Data
# # # # #
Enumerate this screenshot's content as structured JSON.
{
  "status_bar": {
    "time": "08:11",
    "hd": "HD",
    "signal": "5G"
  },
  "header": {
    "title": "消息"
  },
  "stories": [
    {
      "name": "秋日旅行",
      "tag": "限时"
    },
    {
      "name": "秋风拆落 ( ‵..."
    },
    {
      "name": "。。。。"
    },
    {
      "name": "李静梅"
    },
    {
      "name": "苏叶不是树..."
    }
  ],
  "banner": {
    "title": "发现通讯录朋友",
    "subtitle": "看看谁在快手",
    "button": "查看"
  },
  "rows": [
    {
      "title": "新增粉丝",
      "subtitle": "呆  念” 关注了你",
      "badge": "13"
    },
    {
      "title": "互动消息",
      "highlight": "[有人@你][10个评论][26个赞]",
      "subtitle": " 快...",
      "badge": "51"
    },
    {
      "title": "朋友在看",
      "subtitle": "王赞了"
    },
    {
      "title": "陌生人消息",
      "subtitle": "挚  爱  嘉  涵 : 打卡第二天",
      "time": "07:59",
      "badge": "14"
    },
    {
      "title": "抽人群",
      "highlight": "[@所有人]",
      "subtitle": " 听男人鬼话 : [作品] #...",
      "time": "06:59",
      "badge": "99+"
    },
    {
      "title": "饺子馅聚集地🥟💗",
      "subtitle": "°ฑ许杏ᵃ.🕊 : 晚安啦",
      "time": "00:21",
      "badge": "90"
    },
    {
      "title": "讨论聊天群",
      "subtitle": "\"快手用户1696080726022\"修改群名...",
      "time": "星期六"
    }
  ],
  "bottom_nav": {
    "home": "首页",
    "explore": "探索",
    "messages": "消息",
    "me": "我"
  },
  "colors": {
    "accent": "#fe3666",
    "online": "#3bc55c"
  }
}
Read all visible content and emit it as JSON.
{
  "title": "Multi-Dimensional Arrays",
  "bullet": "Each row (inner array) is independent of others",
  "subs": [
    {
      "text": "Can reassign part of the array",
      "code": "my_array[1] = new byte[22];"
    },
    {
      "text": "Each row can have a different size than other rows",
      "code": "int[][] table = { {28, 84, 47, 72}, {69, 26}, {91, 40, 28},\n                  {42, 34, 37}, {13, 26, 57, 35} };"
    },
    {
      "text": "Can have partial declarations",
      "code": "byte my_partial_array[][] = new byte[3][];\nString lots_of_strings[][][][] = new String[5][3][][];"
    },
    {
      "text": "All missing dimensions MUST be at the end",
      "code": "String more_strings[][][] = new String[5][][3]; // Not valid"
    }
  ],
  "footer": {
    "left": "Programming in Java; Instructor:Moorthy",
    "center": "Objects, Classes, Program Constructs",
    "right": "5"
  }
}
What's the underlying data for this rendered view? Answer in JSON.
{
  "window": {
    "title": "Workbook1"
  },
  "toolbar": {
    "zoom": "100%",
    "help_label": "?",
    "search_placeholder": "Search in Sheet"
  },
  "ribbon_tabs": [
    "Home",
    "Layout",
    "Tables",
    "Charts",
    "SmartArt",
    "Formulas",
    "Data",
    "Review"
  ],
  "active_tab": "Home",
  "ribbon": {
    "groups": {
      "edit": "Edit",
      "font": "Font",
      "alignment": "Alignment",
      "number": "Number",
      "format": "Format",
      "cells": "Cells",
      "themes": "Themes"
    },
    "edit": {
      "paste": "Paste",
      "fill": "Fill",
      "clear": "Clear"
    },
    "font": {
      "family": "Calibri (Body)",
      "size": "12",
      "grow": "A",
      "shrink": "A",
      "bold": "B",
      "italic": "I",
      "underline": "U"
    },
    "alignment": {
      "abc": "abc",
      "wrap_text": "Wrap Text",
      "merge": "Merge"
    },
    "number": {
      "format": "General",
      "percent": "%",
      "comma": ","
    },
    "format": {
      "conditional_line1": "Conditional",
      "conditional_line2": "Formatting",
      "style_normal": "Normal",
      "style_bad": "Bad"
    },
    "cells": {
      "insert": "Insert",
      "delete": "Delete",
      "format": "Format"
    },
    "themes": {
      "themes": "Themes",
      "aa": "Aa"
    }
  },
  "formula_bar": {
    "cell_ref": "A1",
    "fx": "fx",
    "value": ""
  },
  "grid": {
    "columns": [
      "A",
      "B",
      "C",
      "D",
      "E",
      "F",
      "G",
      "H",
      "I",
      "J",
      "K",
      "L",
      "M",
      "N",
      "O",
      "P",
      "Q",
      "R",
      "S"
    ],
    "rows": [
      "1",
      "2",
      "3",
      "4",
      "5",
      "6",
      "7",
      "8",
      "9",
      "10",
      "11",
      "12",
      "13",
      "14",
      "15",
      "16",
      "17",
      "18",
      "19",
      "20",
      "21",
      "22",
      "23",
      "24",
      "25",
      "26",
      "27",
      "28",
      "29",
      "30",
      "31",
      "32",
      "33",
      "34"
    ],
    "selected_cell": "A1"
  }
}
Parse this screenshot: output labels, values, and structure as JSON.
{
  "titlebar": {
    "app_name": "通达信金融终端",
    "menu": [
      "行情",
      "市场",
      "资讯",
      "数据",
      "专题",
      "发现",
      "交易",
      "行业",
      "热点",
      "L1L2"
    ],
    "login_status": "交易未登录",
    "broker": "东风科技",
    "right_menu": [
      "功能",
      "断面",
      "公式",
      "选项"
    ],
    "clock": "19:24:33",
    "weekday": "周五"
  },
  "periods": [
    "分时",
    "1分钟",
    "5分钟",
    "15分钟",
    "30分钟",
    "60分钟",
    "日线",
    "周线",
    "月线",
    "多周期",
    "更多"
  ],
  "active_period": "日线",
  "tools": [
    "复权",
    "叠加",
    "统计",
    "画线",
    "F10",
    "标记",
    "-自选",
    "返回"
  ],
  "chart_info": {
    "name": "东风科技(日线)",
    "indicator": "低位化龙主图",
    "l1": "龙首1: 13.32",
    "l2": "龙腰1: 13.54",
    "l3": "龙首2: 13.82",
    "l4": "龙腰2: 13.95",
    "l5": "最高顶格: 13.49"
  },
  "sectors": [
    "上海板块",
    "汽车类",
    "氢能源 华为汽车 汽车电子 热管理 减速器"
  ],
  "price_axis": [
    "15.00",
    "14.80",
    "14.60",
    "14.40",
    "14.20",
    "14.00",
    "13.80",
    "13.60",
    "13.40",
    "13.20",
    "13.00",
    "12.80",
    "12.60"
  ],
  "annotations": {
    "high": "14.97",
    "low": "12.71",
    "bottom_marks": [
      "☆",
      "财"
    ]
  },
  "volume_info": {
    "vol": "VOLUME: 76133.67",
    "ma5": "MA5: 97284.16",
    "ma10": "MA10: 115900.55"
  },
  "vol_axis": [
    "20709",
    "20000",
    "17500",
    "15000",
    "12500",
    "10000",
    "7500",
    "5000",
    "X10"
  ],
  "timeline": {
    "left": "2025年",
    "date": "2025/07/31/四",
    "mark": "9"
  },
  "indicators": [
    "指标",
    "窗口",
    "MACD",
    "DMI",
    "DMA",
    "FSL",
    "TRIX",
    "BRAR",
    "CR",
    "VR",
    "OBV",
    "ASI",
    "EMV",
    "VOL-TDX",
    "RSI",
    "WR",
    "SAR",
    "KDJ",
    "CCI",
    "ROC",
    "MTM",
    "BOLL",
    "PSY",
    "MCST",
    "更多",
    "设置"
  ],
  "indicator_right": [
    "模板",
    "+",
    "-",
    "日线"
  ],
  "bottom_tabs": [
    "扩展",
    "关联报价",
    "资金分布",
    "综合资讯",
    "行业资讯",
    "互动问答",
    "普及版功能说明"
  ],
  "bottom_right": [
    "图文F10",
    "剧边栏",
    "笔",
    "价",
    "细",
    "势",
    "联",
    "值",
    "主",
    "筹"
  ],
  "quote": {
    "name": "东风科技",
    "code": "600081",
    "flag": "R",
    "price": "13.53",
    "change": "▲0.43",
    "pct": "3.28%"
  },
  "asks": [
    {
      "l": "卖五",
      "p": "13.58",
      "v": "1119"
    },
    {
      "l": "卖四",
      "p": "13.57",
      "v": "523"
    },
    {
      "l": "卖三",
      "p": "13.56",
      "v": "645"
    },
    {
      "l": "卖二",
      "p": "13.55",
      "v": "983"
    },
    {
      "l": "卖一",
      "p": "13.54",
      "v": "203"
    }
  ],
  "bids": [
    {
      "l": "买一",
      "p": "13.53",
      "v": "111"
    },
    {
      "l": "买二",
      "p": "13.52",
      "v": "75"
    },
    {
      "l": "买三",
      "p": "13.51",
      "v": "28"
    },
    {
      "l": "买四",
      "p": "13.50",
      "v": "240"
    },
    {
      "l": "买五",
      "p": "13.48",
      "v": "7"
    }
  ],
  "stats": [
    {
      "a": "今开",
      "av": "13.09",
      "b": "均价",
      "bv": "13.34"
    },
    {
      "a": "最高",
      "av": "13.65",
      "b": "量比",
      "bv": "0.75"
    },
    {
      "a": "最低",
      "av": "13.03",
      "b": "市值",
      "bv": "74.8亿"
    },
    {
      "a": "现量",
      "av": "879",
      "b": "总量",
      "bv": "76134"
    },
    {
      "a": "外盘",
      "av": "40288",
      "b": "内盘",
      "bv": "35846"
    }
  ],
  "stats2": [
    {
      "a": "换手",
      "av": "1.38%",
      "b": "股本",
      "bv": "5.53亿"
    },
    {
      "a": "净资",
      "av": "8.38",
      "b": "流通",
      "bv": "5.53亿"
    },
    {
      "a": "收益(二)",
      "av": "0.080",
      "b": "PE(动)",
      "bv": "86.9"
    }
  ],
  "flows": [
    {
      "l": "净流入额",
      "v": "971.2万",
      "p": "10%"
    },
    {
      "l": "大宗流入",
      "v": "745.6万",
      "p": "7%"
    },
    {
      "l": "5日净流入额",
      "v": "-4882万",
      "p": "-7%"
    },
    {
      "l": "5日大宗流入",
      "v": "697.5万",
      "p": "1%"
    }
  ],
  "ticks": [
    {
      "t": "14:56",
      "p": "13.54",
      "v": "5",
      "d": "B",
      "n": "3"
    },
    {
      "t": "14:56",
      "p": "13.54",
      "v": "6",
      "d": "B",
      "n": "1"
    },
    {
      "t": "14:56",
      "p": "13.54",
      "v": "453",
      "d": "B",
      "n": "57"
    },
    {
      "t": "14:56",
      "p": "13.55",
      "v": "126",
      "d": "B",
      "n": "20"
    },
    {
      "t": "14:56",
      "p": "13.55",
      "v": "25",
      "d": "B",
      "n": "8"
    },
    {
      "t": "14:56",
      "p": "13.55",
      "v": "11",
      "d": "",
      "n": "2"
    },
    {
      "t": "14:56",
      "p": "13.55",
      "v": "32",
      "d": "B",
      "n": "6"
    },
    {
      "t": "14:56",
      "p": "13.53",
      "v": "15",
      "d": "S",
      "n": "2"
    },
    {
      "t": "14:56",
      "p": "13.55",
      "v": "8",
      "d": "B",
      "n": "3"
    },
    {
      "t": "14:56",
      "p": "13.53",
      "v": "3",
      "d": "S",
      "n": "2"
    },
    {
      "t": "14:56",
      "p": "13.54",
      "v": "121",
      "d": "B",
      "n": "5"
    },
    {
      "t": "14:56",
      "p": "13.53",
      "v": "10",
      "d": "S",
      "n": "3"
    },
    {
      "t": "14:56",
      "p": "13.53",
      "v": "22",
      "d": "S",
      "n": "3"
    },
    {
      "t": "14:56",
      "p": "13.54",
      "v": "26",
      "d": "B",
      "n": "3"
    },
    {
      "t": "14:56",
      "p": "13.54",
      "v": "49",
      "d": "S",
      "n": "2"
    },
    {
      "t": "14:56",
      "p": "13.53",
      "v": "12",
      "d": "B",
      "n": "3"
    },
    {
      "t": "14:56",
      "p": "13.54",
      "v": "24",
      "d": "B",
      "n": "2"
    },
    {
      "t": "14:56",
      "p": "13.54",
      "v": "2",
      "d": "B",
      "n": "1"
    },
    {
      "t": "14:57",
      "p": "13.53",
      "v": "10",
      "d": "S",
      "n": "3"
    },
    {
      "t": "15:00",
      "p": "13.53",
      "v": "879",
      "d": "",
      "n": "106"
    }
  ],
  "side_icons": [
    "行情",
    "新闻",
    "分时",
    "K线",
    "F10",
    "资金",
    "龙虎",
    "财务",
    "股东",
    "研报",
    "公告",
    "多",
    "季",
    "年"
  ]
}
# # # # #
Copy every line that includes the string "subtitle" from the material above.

Output for this task
    "subtitle": "看看谁在快手",
      "subtitle": "呆  念” 关注了你",
      "subtitle": " 快...",
      "subtitle": "王赞了"
      "subtitle": "挚  爱  嘉  涵 : 打卡第二天",
      "subtitle": " 听男人鬼话 : [作品] #...",
      "subtitle": "°ฑ许杏ᵃ.🕊 : 晚安啦",
      "subtitle": "\"快手用户1696080726022\"修改群名...",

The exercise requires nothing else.